- Confidential meeting rooms
- More comfortable waiting areas
- Spaces for mingling beyond seats
- Transitional uses for non-game days
Target Field was a milestone for TCI as its first major stadium project. Getting the gig wasn’t as much of a gimme as the shared name suggests; Litwin says it actually took quite a bit of persuading. Eventually, TCI was charged with furnishing the locker rooms, suites, clubs and offices at the Twins’ stadium. “We wanted to give it a sharp look, while taking into account practical considerations, like material that can easily be wiped down and beaten up,” Lowe says. Beyond obvious needs, TCI helped identify and “slightly furnish” the nooks and crannies where visitors end up lingering.
The attention to detail was noticed: TCI has since been engaged by the Chicago Cubs, Boston Bruins, San Diego Padres, and the ultimate arena: Madison Square Garden.
Furnishing the W Minneapolis raised TCI’s profile, particularly in the hospitality industry. The success of that project prompted interior designer Manda Morales (who did not work on the W) to use TCI on the Swinomish Casino & Lodge project in Washington state. “I think they [TCI] should continue to play up their buying power. The Target name can work for them.” Morales says TCI definitely delivered on the casino project in terms of the array of options, resources and customer service. She was thrilled, but acknowledges some of her interior design colleagues don’t view TCI the same way. “They just think it’s a big corporation and they wouldn’t understand what we [interior designers] do. But they were really there for me and required minimal direction to get the job done well. There’s more diversity to Target than people realize.”
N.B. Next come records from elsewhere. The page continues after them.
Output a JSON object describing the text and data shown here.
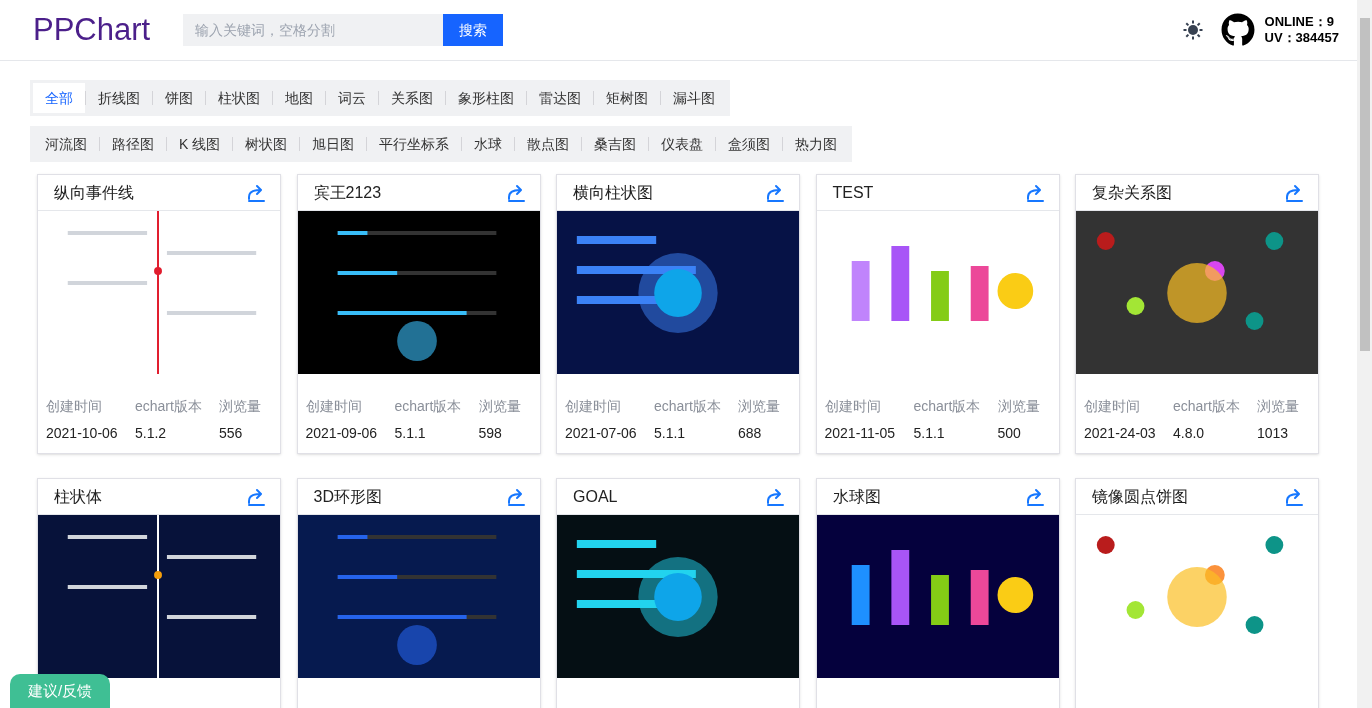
{
  "header": {
    "logo": "PPChart",
    "search": {
      "placeholder": "输入关键词，空格分割",
      "button": "搜索"
    },
    "online": "ONLINE：9",
    "uv": "UV：384457"
  },
  "tab_rows": [
    [
      {
        "label": "全部",
        "selected": true
      },
      {
        "label": "折线图",
        "selected": false
      },
      {
        "label": "饼图",
        "selected": false
      },
      {
        "label": "柱状图",
        "selected": false
      },
      {
        "label": "地图",
        "selected": false
      },
      {
        "label": "词云",
        "selected": false
      },
      {
        "label": "关系图",
        "selected": false
      },
      {
        "label": "象形柱图",
        "selected": false
      },
      {
        "label": "雷达图",
        "selected": false
      },
      {
        "label": "矩树图",
        "selected": false
      },
      {
        "label": "漏斗图",
        "selected": false
      }
    ],
    [
      {
        "label": "河流图",
        "selected": false
      },
      {
        "label": "路径图",
        "selected": false
      },
      {
        "label": "K 线图",
        "selected": false
      },
      {
        "label": "树状图",
        "selected": false
      },
      {
        "label": "旭日图",
        "selected": false
      },
      {
        "label": "平行坐标系",
        "selected": false
      },
      {
        "label": "水球",
        "selected": false
      },
      {
        "label": "散点图",
        "selected": false
      },
      {
        "label": "桑吉图",
        "selected": false
      },
      {
        "label": "仪表盘",
        "selected": false
      },
      {
        "label": "盒须图",
        "selected": false
      },
      {
        "label": "热力图",
        "selected": false
      }
    ]
  ],
  "cards": [
    {
      "title": "纵向事件线",
      "labels": [
        "创建时间",
        "echart版本",
        "浏览量"
      ],
      "values": [
        "2021-10-06",
        "5.1.2",
        "556"
      ]
    },
    {
      "title": "宾王2123",
      "labels": [
        "创建时间",
        "echart版本",
        "浏览量"
      ],
      "values": [
        "2021-09-06",
        "5.1.1",
        "598"
      ]
    },
    {
      "title": "横向柱状图",
      "labels": [
        "创建时间",
        "echart版本",
        "浏览量"
      ],
      "values": [
        "2021-07-06",
        "5.1.1",
        "688"
      ]
    },
    {
      "title": "TEST",
      "labels": [
        "创建时间",
        "echart版本",
        "浏览量"
      ],
      "values": [
        "2021-11-05",
        "5.1.1",
        "500"
      ]
    },
    {
      "title": "复杂关系图",
      "labels": [
        "创建时间",
        "echart版本",
        "浏览量"
      ],
      "values": [
        "2021-24-03",
        "4.8.0",
        "1013"
      ]
    },
    {
      "title": "柱状体"
    },
    {
      "title": "3D环形图"
    },
    {
      "title": "GOAL"
    },
    {
      "title": "水球图"
    },
    {
      "title": "镜像圆点饼图"
    }
  ],
  "feedback_button": "建议/反馈"
}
Non-traditional spaces are becoming a niche for TCI, which has furnished several regional casinos. Other growth areas include education and health care, with the University of Minnesota, University of Wisconsin, and Children’s Hospital and Clinics of Minnesota among its clients.
The health industry presents “tremendous opportunity” for TCI, Litwin says. Health care centers large and small are thinking more about the customer experience. The new model clinic at TCI headquarters will allow health care providers to step into the patient’s realm and try out contemporary seating areas and confidential meeting spaces. “Our clients don’t just want chairs,” Litwin says. “They want a comprehensive package. A lot of times, we have to help them discern what they need.”
That approach goes back to Target Corp., which wants more than furniture from this internal division. The emphasis, in an age when everyone wants their space to work harder and do more, is workplace solutions, from store to stadium to traditional office. “We can take our insights from customers and help the Target real estate team. That’s our intrinsic value,” Lowe says. “We don’t move the stock price, but we’re driving innovative, fresh thinking.”
Allison Kaplan covers retail for Mpls.St.Paul Magazine. She is a frequent contributor to TCB.